Leave the pictures behind and repeat all the entries exactly.

- **Page and application data records**:
*** Block opens ***

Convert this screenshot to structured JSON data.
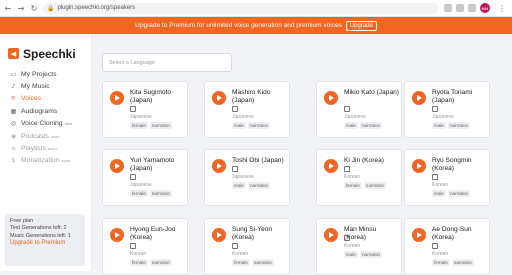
{
  "browser": {
    "url": "plugin.speechki.org/speakers",
    "profile_initials": "MM"
  },
  "banner": {
    "text": "Upgrade to Premium for unlimited voice generation and premium voices",
    "button": "Upgrade"
  },
  "brand": {
    "name": "Speechki"
  },
  "sidebar": {
    "items": [
      {
        "label": "My Projects",
        "icon": "folder-icon"
      },
      {
        "label": "My Music",
        "icon": "music-icon"
      },
      {
        "label": "Voices",
        "icon": "voices-icon"
      },
      {
        "label": "Audiograms",
        "icon": "audiogram-icon"
      },
      {
        "label": "Voice Cloning",
        "badge": "beta",
        "icon": "microphone-icon"
      },
      {
        "label": "Podcasts",
        "badge": "soon",
        "icon": "podcast-icon"
      },
      {
        "label": "Playlists",
        "badge": "soon",
        "icon": "playlist-icon"
      },
      {
        "label": "Monetization",
        "badge": "soon",
        "icon": "money-icon"
      }
    ],
    "plan": {
      "title": "Free plan",
      "text_generations": "Text Generations left: 2",
      "music_generations": "Music Generations left: 1",
      "upgrade": "Upgrade to Premium"
    }
  },
  "main": {
    "language_placeholder": "Select a Language",
    "voices": [
      {
        "name": "Kita Sugimoto (Japan)",
        "language": "Japanese",
        "tags": [
          "female",
          "narration"
        ]
      },
      {
        "name": "Mashiro Kido (Japan)",
        "language": "Japanese",
        "tags": [
          "male",
          "narration"
        ]
      },
      {
        "name": "Mikio Kato (Japan)",
        "language": "Japanese",
        "tags": [
          "male",
          "narration"
        ]
      },
      {
        "name": "Ryota Toriami (Japan)",
        "language": "Japanese",
        "tags": [
          "male",
          "narration"
        ]
      },
      {
        "name": "Yuri Yamamoto (Japan)",
        "language": "Japanese",
        "tags": [
          "female",
          "narration"
        ]
      },
      {
        "name": "Toshi Obi (Japan)",
        "language": "Japanese",
        "tags": [
          "male",
          "narration"
        ]
      },
      {
        "name": "Ki Jin (Korea)",
        "language": "Korean",
        "tags": [
          "female",
          "narration"
        ]
      },
      {
        "name": "Ryu Songmin (Korea)",
        "language": "Korean",
        "tags": [
          "male",
          "narration"
        ]
      },
      {
        "name": "Hyong Eun-Joo (Korea)",
        "language": "Korean",
        "tags": [
          "female",
          "narration"
        ]
      },
      {
        "name": "Sung Si-Yeon (Korea)",
        "language": "Korean",
        "tags": [
          "female",
          "narration"
        ]
      },
      {
        "name": "Man Minsu (Korea)",
        "language": "Korean",
        "tags": [
          "male",
          "narration"
        ]
      },
      {
        "name": "Ae Dong-Sun (Korea)",
        "language": "Korean",
        "tags": [
          "female",
          "narration"
        ]
      }
    ]
  },
  "colors": {
    "accent": "#f26522",
    "card_border": "#e1e4e8",
    "background": "#f1f3f6"
  }
}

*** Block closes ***

- **Solution to this exercise**:
Convert this screenshot to structured JSON data.
{
  "browser": {
    "url": "plugin.speechki.org/speakers",
    "profile_initials": "MM"
  },
  "banner": {
    "text": "Upgrade to Premium for unlimited voice generation and premium voices",
    "button": "Upgrade"
  },
  "brand": {
    "name": "Speechki"
  },
  "sidebar": {
    "items": [
      {
        "label": "My Projects",
        "icon": "folder-icon"
      },
      {
        "label": "My Music",
        "icon": "music-icon"
      },
      {
        "label": "Voices",
        "icon": "voices-icon"
      },
      {
        "label": "Audiograms",
        "icon": "audiogram-icon"
      },
      {
        "label": "Voice Cloning",
        "badge": "beta",
        "icon": "microphone-icon"
      },
      {
        "label": "Podcasts",
        "badge": "soon",
        "icon": "podcast-icon"
      },
      {
        "label": "Playlists",
        "badge": "soon",
        "icon": "playlist-icon"
      },
      {
        "label": "Monetization",
        "badge": "soon",
        "icon": "money-icon"
      }
    ],
    "plan": {
      "title": "Free plan",
      "text_generations": "Text Generations left: 2",
      "music_generations": "Music Generations left: 1",
      "upgrade": "Upgrade to Premium"
    }
  },
  "main": {
    "language_placeholder": "Select a Language",
    "voices": [
      {
        "name": "Kita Sugimoto (Japan)",
        "language": "Japanese",
        "tags": [
          "female",
          "narration"
        ]
      },
      {
        "name": "Mashiro Kido (Japan)",
        "language": "Japanese",
        "tags": [
          "male",
          "narration"
        ]
      },
      {
        "name": "Mikio Kato (Japan)",
        "language": "Japanese",
        "tags": [
          "male",
          "narration"
        ]
      },
      {
        "name": "Ryota Toriami (Japan)",
        "language": "Japanese",
        "tags": [
          "male",
          "narration"
        ]
      },
      {
        "name": "Yuri Yamamoto (Japan)",
        "language": "Japanese",
        "tags": [
          "female",
          "narration"
        ]
      },
      {
        "name": "Toshi Obi (Japan)",
        "language": "Japanese",
        "tags": [
          "male",
          "narration"
        ]
      },
      {
        "name": "Ki Jin (Korea)",
        "language": "Korean",
        "tags": [
          "female",
          "narration"
        ]
      },
      {
        "name": "Ryu Songmin (Korea)",
        "language": "Korean",
        "tags": [
          "male",
          "narration"
        ]
      },
      {
        "name": "Hyong Eun-Joo (Korea)",
        "language": "Korean",
        "tags": [
          "female",
          "narration"
        ]
      },
      {
        "name": "Sung Si-Yeon (Korea)",
        "language": "Korean",
        "tags": [
          "female",
          "narration"
        ]
      },
      {
        "name": "Man Minsu (Korea)",
        "language": "Korean",
        "tags": [
          "male",
          "narration"
        ]
      },
      {
        "name": "Ae Dong-Sun (Korea)",
        "language": "Korean",
        "tags": [
          "female",
          "narration"
        ]
      }
    ]
  },
  "colors": {
    "accent": "#f26522",
    "card_border": "#e1e4e8",
    "background": "#f1f3f6"
  }
}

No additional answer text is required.